117223-132

Neurocognitive function (NCF) outcomes in patients with glioblastoma (GBM) enrolled in RTOG 0825.

Subcategory: 
Category: 
Central Nervous System Tumors
Session Type and Session Title: 
Oral Abstract Session, Central Nervous System Tumors
Abstract Number: 

2004

Citation: 

J Clin Oncol 31, 2013 (suppl; abstr 2004)

Author(s): 

Jeffrey Scott Wefel, Stephanie L. Pugh, Terri S. Armstrong, Mark R. Gilbert, Minhee Won, Merideth M Wendland, David Brachman, Ritsuko Komaki, Ian R. Crocker, H. Ian Robins, R. Jeffrey Lee, Minesh P. Mehta; The University of Texas M.D. Anderson Cancer Center, Houston, TX; Radiation Therapy Oncology Group, Philadelphia, PA; University of Texas Health Science Center School of Nursing, Houston, TX; The University of Texas MD Anderson Cancer Center, Houston, TX; Willamette Valley Cancer Institute, Eugene, OR; Arizona Oncology Services Foundation, Phoenix, AZ; Department of Radiation Oncology, Emory University, Atlanta, GA; University of Wisconsin Hospitals and Clinics, Madison, WI; Intermtn Medcl Ctr, Salt Lake City, UT; Northwestern Memorial Hospital, Chicago, IL

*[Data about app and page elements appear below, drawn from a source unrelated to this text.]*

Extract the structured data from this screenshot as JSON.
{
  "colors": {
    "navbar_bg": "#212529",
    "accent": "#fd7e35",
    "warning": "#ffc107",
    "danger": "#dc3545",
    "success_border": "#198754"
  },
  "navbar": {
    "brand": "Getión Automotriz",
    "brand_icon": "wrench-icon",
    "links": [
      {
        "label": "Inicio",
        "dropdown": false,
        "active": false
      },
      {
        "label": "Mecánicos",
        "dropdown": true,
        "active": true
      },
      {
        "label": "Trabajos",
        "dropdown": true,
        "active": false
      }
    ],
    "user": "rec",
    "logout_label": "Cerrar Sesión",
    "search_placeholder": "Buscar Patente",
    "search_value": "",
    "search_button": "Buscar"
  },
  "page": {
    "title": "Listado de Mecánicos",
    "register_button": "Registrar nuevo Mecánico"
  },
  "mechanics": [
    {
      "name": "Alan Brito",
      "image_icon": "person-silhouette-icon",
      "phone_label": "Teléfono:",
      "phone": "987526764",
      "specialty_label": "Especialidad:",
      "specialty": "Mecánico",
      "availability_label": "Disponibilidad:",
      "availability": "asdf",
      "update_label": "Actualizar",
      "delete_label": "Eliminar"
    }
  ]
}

Abstracts that were granted an exception in accordance with ASCO's Conflict of Interest Policy are designated with a caret symbol (^).

Abstract Disclosures

Abstract: 

Background: RTOG 0825 evaluated overall survival (OS) and progression-free survival (PFS) differences in patients with newly diagnosed GBM treated with standard chemoradiation, maintenance temozolomide and placebo (Arm 1) or bevacizumab (Arm 2). While OS was equivalent, PFS was longer in Arm 2. Longitudinal NCF testing was performed to evaluate clinical benefit. Methods: NCF was evaluatedat baseline and while on study and progression free with the Hopkins Verbal Learning Test-Revised (HVLT-R), Trail Making Test (TMT) and Controlled Oral Word Association (COWA). Change in NCF from baseline was categorized using the reliable change index. Differences between treatment arms were compared at follow-up evaluations. Additionally, baseline (B) and early changes (EC) (B to week 10) in NCF were examined as prognostic factors. Results: 542 patients consented and 507 randomized patients participated, with test completion rates at weeks 0 (B), 10, 22, and 34 of 94-97, 69-73, 59-64, and 53-58%, respectively. Mean test performance at B was equivalent between arms and ranged from -0.8 to -4.8 SDs below healthy population norms with global NCF on a composite variable at -2.0 SDs. There were no statistically significant between arm differences in frequency of improvement through week 34. Decline on COWA (verbal measure of executive function) at week 34 relative to baseline was more common (16.1 vs 5.7%) in patients in Arm 1 (p<0.05); whereas, there were trends for more decline in Arm 2 on a visuomotor measure of executive function (TMT B, p< 0.06; 22.2 vs 35.4%). B performance and EC in global NCF, memory, executive function and processing speed were prognostic for OS. At B, global NCF was prognostic for PFS. EC in global NCF, memory and executive function were prognostic for PFS. Conclusions: There was a statistically significant difference in the frequency of decline on a verbal test of executive function at week 34 favoring Arm 2. However, this was not found at earlier time points and was not found on a visuomotor test of executive function. B and EC in NCF were prognostic for OS and PFS. Longitudinal modeling is ongoing to further evaluate the impact of treatment on patients’ NCF. Support: U10 CA21661, U10 CA37422 and Genentech, Inc. Clinical trial information: NCI-2009-01670.